A state-run lottery can be an effective source of funds for a variety of public purposes, but the way it raises those funds is a matter of concern. While promoting the lottery as a means of reducing taxation is a common selling point, the fact is that most states use the lottery to increase tax revenues. This puts the lottery at cross-purposes with the general public interest.
Since New Hampshire launched the modern era of state lotteries in 1964, virtually every state has adopted one. In addition to the states themselves, a wide range of private organizations participate in the industry, including convenience stores (which are typically the lottery’s preferred vendors); lottery suppliers (heavy contributions by these firms to state political campaigns are frequently reported); teachers (in states that earmark lottery revenues for education) and other public officials.
In a typical lottery, people purchase a ticket for a small amount of money and are then given the opportunity to match numbers drawn by computers or other machines. The person whose numbers match those selected by the machine or computer wins the prize. Most states offer a large prize, but some also have smaller prizes. The prize pool is usually the amount of money left after all expenses and profit have been deducted from the sales.
The popularity of the lottery is largely due to people’s natural inclination to gamble and hope for success. Even if the odds of winning are very long, many people feel that they have a small sliver of hope that they will be the one to hit it big.
A state-run lottery can help reduce the burden of taxes and provide a useful social service by raising needed funds for public projects. However, it is important to remember that a lottery is essentially a form of gambling and has the potential to promote problem gambling. It is also essential to recognize that the lottery’s primary function is a revenue-generating enterprise, not a social service.
The genesis of the lottery in America dates back to the Continental Congress’s attempt in 1776 to establish a national fund to finance the American Revolution.

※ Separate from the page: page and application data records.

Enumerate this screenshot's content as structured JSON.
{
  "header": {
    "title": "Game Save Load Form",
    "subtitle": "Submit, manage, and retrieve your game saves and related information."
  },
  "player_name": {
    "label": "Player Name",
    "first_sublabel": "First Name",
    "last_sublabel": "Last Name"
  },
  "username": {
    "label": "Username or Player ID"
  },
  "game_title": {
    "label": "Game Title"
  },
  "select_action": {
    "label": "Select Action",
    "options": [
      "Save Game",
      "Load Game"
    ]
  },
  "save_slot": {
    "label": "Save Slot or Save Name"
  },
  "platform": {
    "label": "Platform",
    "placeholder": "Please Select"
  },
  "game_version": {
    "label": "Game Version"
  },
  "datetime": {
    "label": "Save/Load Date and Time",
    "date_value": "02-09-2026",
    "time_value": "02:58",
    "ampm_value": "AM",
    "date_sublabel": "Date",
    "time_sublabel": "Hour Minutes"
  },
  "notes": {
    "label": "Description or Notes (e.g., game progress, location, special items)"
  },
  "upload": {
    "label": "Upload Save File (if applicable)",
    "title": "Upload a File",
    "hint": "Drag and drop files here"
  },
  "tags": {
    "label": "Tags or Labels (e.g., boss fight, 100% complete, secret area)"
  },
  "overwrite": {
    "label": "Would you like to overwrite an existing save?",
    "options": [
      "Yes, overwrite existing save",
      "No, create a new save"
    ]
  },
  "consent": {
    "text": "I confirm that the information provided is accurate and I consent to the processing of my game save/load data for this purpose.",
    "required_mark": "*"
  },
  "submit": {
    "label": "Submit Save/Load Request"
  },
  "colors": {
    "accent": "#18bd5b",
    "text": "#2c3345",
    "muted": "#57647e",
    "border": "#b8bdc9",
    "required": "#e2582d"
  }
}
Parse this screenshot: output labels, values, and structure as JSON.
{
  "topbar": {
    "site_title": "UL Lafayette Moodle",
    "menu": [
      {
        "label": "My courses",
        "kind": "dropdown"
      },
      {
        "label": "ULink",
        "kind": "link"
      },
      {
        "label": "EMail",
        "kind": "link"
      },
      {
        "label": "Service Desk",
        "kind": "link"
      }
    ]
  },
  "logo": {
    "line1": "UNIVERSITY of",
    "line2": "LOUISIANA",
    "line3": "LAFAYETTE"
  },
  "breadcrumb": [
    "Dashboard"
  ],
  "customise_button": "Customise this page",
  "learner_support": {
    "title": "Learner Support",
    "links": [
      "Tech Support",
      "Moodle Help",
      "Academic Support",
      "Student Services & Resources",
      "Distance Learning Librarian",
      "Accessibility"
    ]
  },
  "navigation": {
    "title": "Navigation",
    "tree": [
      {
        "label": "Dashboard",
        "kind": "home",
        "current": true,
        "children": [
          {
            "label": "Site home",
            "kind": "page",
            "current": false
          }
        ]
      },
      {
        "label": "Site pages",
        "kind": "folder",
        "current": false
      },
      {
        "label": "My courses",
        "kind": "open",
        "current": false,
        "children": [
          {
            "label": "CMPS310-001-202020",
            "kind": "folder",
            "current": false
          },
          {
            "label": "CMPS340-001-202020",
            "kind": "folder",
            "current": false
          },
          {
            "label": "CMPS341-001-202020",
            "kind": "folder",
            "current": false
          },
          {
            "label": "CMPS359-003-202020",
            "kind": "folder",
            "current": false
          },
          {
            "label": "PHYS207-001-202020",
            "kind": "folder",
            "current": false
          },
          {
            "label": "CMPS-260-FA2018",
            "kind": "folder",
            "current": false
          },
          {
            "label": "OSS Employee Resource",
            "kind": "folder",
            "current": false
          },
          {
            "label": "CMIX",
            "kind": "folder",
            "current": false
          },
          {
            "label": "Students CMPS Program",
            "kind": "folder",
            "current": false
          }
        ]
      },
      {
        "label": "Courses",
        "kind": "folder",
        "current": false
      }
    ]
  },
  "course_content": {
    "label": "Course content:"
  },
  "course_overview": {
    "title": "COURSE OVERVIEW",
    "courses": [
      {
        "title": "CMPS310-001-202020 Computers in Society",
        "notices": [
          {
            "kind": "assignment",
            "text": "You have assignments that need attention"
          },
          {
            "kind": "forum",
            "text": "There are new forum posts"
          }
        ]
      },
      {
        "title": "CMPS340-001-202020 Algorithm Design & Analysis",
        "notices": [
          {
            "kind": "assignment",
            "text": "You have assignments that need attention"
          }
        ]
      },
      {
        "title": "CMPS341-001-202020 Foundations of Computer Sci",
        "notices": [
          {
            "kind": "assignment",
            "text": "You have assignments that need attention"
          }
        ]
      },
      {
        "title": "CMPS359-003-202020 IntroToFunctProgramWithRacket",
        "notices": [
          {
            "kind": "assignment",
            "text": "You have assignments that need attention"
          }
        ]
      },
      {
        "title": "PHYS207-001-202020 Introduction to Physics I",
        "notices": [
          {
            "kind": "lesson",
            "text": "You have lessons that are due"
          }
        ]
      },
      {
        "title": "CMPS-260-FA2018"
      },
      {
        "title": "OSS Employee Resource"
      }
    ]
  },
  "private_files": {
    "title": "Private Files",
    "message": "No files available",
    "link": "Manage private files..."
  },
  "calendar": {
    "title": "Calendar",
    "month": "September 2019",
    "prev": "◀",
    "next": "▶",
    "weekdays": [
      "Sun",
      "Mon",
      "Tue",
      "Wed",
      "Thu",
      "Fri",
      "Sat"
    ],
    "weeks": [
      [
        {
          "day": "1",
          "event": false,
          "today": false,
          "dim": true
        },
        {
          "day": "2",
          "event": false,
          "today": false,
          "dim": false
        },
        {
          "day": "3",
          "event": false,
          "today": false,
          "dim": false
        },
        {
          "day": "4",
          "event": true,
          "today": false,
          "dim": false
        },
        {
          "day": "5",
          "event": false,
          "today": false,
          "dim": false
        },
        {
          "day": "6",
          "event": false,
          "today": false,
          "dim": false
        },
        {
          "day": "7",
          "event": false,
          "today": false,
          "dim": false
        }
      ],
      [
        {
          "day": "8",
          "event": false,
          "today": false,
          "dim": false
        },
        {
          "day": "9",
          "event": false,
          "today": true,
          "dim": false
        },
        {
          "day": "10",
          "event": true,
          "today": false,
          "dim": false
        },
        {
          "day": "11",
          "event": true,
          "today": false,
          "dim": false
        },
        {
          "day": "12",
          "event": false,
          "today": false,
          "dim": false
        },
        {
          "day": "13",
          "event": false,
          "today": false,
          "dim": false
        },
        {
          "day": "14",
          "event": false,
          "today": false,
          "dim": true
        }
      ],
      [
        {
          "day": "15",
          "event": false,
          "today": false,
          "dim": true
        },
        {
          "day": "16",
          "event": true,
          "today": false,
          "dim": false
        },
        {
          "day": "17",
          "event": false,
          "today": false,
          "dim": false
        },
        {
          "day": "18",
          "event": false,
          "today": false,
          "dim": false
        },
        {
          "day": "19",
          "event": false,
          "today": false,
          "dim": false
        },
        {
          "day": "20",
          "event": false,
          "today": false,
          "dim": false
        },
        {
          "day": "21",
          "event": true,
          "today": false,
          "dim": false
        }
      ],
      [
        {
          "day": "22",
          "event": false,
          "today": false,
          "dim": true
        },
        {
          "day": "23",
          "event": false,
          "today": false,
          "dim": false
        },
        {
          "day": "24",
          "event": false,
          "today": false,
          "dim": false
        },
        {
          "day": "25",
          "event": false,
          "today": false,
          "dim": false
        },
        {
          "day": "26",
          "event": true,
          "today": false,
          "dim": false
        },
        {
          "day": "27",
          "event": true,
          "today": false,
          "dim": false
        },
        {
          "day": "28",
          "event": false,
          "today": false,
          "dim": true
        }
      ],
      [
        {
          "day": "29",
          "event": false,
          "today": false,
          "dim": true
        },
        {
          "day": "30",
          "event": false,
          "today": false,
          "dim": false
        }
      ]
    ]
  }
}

But it was not until the early post-World War II period that governments saw that a lottery could be used to fund a broader array of services without especially onerous taxes on the middle and working classes.